VANCOUVER EASTSIDE MISSING WOMEN
600 suspects in missing women case
Families encouraged after meeting with investigators
Monday, October 15, 2001
R.C.M.P. and Vancouver police officers investigating the disappearance of women from the Downtown Eastside have a list of more than 600 potential suspects.
Sergeant Wayne Clary said each suspect represents a potential lead that will have to be followed up by investigators on a case that has become a mammoth undertaking for police.
He also said the joint team of police is still considering adding more names to the list of the missing women who were involved in drugs and the sex trade.
The Vancouver Sun reported last month that the number of missing women linked to the case could reach 45.
Investigators have yet to uncover any evidence that would prove that a serial killer is at work, Clary said.

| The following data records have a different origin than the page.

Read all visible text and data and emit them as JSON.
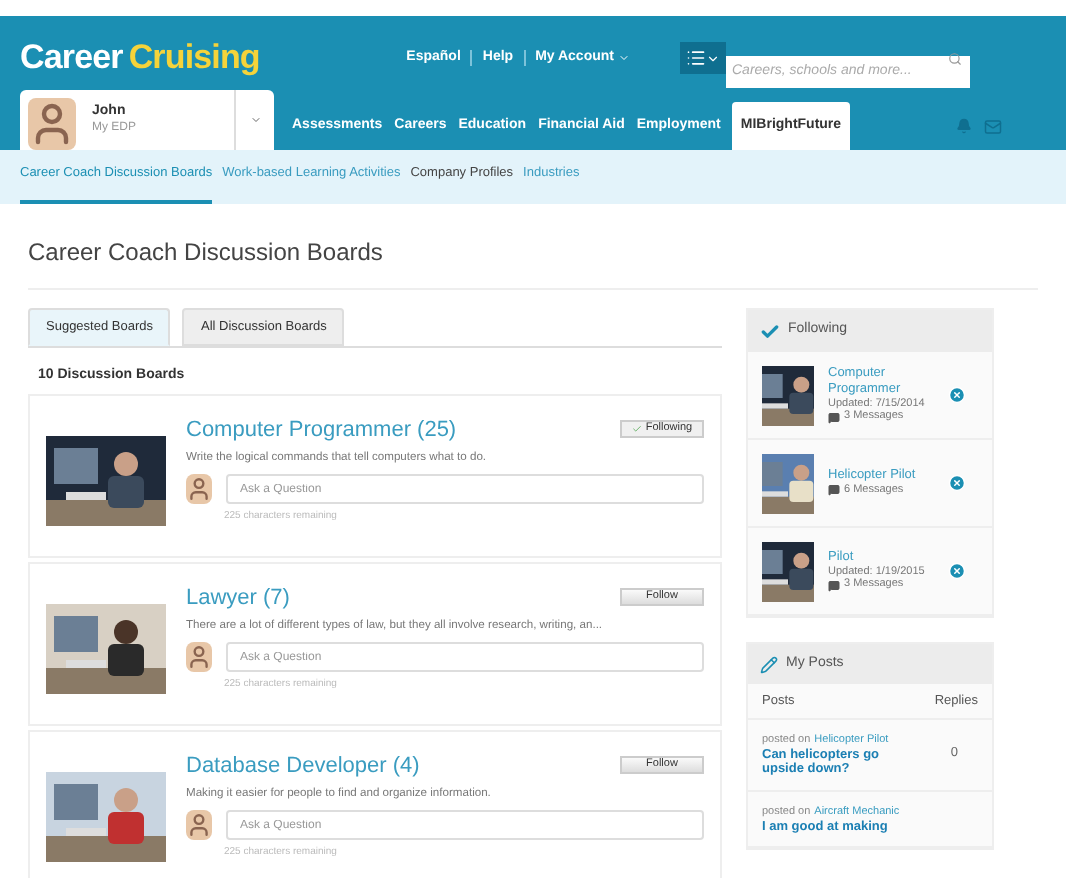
{
  "header": {
    "logo_first": "Career",
    "logo_second": "Cruising",
    "links": [
      "Español",
      "Help",
      "My Account"
    ],
    "search": {
      "placeholder": "Careers, schools and more..."
    }
  },
  "user": {
    "name": "John",
    "subtitle": "My EDP"
  },
  "nav": [
    {
      "label": "Assessments",
      "selected": false
    },
    {
      "label": "Careers",
      "selected": false
    },
    {
      "label": "Education",
      "selected": false
    },
    {
      "label": "Financial Aid",
      "selected": false
    },
    {
      "label": "Employment",
      "selected": false
    },
    {
      "label": "MIBrightFuture",
      "selected": true
    }
  ],
  "subnav": [
    {
      "label": "Career Coach Discussion Boards",
      "selected": true
    },
    {
      "label": "Work-based Learning Activities",
      "selected": false
    },
    {
      "label": "Company Profiles",
      "selected": false
    },
    {
      "label": "Industries",
      "selected": false
    }
  ],
  "page_title": "Career Coach Discussion Boards",
  "tabs": [
    {
      "label": "Suggested Boards",
      "selected": true
    },
    {
      "label": "All Discussion Boards",
      "selected": false
    }
  ],
  "board_count": "10 Discussion Boards",
  "boards": [
    {
      "title": "Computer Programmer (25)",
      "description": "Write the logical commands that tell computers what to do.",
      "following": true,
      "button": "Following",
      "placeholder": "Ask a Question",
      "remaining": "225 characters remaining"
    },
    {
      "title": "Lawyer (7)",
      "description": "There are a lot of different types of law, but they all involve research, writing, an...",
      "following": false,
      "button": "Follow",
      "placeholder": "Ask a Question",
      "remaining": "225 characters remaining"
    },
    {
      "title": "Database Developer (4)",
      "description": "Making it easier for people to find and organize information.",
      "following": false,
      "button": "Follow",
      "placeholder": "Ask a Question",
      "remaining": "225 characters remaining"
    }
  ],
  "following": {
    "title": "Following",
    "items": [
      {
        "title": "Computer Programmer",
        "updated": "Updated: 7/15/2014",
        "messages": "3 Messages"
      },
      {
        "title": "Helicopter Pilot",
        "messages": "6 Messages"
      },
      {
        "title": "Pilot",
        "updated": "Updated: 1/19/2015",
        "messages": "3 Messages"
      }
    ]
  },
  "my_posts": {
    "title": "My Posts",
    "columns": [
      "Posts",
      "Replies"
    ],
    "rows": [
      {
        "posted_on": "posted on",
        "board": "Helicopter Pilot",
        "question": "Can helicopters go upside down?",
        "replies": "0"
      },
      {
        "posted_on": "posted on",
        "board": "Aircraft Mechanic",
        "question": "I am good at making"
      }
    ]
  }
}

"I would say it has to be a possibility. But we don't want to limit our focus."
He made the comments Sunday at the Delta Vancouver Airport Hotel in Richmond, where police held a four-hour meeting with relatives of the missing women. Family members who attended said that about 50 relatives and 10 police officers took part.

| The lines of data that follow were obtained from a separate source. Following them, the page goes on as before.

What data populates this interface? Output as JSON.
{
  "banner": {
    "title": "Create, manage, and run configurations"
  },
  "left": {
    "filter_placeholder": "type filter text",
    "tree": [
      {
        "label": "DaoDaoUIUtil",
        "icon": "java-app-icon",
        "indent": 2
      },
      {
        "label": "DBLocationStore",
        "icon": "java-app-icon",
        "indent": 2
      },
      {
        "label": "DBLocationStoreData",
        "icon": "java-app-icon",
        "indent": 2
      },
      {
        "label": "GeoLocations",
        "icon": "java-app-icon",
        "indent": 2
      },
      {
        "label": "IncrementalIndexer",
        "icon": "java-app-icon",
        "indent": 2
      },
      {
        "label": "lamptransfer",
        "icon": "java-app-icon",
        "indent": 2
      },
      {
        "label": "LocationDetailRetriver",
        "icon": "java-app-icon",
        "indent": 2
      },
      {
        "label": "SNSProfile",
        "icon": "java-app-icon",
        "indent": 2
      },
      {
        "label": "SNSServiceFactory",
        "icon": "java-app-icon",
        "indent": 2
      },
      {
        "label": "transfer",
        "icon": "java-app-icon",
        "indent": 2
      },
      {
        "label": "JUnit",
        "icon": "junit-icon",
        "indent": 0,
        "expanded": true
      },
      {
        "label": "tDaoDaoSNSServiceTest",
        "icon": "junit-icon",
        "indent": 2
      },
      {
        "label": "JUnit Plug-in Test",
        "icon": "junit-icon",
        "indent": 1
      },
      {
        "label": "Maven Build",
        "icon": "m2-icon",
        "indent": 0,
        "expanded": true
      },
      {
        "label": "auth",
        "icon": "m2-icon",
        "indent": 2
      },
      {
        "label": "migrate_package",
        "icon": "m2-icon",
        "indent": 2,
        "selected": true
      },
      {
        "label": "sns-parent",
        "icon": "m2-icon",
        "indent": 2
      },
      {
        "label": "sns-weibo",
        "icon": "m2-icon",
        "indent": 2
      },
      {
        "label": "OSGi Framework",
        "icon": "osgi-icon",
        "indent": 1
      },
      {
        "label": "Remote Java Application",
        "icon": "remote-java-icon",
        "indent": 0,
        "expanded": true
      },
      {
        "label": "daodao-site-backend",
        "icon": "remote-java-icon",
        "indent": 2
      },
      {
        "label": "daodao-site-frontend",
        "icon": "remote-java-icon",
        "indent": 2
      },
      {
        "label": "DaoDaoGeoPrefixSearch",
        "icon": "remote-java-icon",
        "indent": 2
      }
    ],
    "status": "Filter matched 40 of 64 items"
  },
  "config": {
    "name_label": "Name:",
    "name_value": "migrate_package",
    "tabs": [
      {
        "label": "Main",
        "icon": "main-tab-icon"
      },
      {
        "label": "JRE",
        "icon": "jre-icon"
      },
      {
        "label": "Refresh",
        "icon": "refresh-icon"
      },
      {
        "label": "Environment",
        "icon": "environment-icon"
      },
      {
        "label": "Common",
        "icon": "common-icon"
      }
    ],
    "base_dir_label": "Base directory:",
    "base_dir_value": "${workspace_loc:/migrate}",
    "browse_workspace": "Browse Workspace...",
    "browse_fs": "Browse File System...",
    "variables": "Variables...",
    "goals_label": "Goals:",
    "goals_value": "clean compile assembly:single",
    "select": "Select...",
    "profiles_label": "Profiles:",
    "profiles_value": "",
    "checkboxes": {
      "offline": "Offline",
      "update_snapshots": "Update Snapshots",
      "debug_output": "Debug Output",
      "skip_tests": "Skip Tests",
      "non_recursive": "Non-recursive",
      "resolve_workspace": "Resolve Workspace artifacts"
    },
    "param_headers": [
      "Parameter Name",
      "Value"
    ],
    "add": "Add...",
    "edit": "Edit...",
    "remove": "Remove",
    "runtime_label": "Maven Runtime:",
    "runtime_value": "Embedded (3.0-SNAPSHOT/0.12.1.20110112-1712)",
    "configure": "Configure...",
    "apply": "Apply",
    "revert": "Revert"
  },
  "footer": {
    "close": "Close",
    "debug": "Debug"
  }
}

Reporters were barred from the meeting, but relatives said later that investigators introduced themselves and briefed the families on the work accomplished to date.
Ernie Crey, whose sister Dawn Crey is among the missing, said later that he was encouraged by what he heard.
"Where I was concerned was: First, is this a serious investigation? Are the two police forces working together? And are these folks really going to do a good investigation?
"And I left reassured, for now, that that seems to be the case, that it's going to happen, that they're going to do a good job."
Crey said he was impressed by the experience of the investigators on team, and by the patience they displayed in the face of anger and frustration expressed by family members.
"I think the job of the politicians in the province. . . is to lend as much support as they can to both the families and, of course, to this investigative team so that they can do a good job -- that they have the resources that are required to do it," Crey said.
A series of Sun stories last month found the original investigation by Vancouver city police was hampered by a lack of resources, inexperience and infighting among detectives.
The investigation eventually stalled, and Vancouver police joined forces with the RCMP earlier this year to review the missing files, as well as all murders, attempted murders and assaults of women in the sex trade across the province.
A team of 16 investigators is currently working on the case.
Maggie deVries, whose sister Sarah deVries is among the missing, also left the meeting Sunday feeling more positive.
"I believed them that they are going to do everything they can to find the person or persons responsible for the murders of the missing women and to find out what happened to the women and where their bodies are," she said.
"It's encouraging that they are, truly, all of them working full time on this case only. And that was never the case before. It was all bits and pieces. They made it look like it was a whole bunch of them."
But deVries said she was also discouraged by the amount of time that has passed since her sister went missing in 1998 and by the overwhelming task now facing police.
She said police are evidently look at a large number of potential suspects. "They bandied around different numbers, but they were all huge. They were all far too big to have very much meaning.
"It's horrifying to think that there could be that many men out there that they [police] could think could do such a thing. It just shows how many horrible, dangerous people there are wandering around the streets."
DeVries said the case seems so difficult that "it's hard for me to imagine that they would actually find out what happened. But, hopefully, I'm wrong."
DeVries said a lot of the questions from relatives at the meeting focused on what police are doing to identify new missing women cases more quickly and to keep other women safe.
"I can't really speak for [the police], but I think they may have been a little surprised that so much of our focus -- even though our loved ones are already gone -- is not on finding out what happened to them, but is on what are you doing to stop the horrors that happened to us and our loved ones from happening to other Downtown Eastside women and their families."
DeVries also said that much of the relatives' anger was directed at Vancouver city police for its original investigation, but the new team was unable to respond to much of that criticism.
"They had to take a lot of anger," deVries said. "They did a pretty good job of just standing up there and taking it.
"They didn't get defensive or anything, because they just can't expect people to be willing to go, 'Okay, let's just forget about all that and we'll start fresh now.'"
She also said the investigators seemed prepared to share and be more open about the case, and were not simply attempting to placate the families.
"I was afraid that it was going to feel today like being patted on the head. . . but I didn't really feel that," she said.
Clary said police plan to meet with the families on a regular basis.
"In any investigation of a serious nature like this, there needs to be contact with the families," he said.
© Copyright 2001 Vancouver Sun
How the investigation was flawed-Sept 22, 2001
Updated: August 21, 2016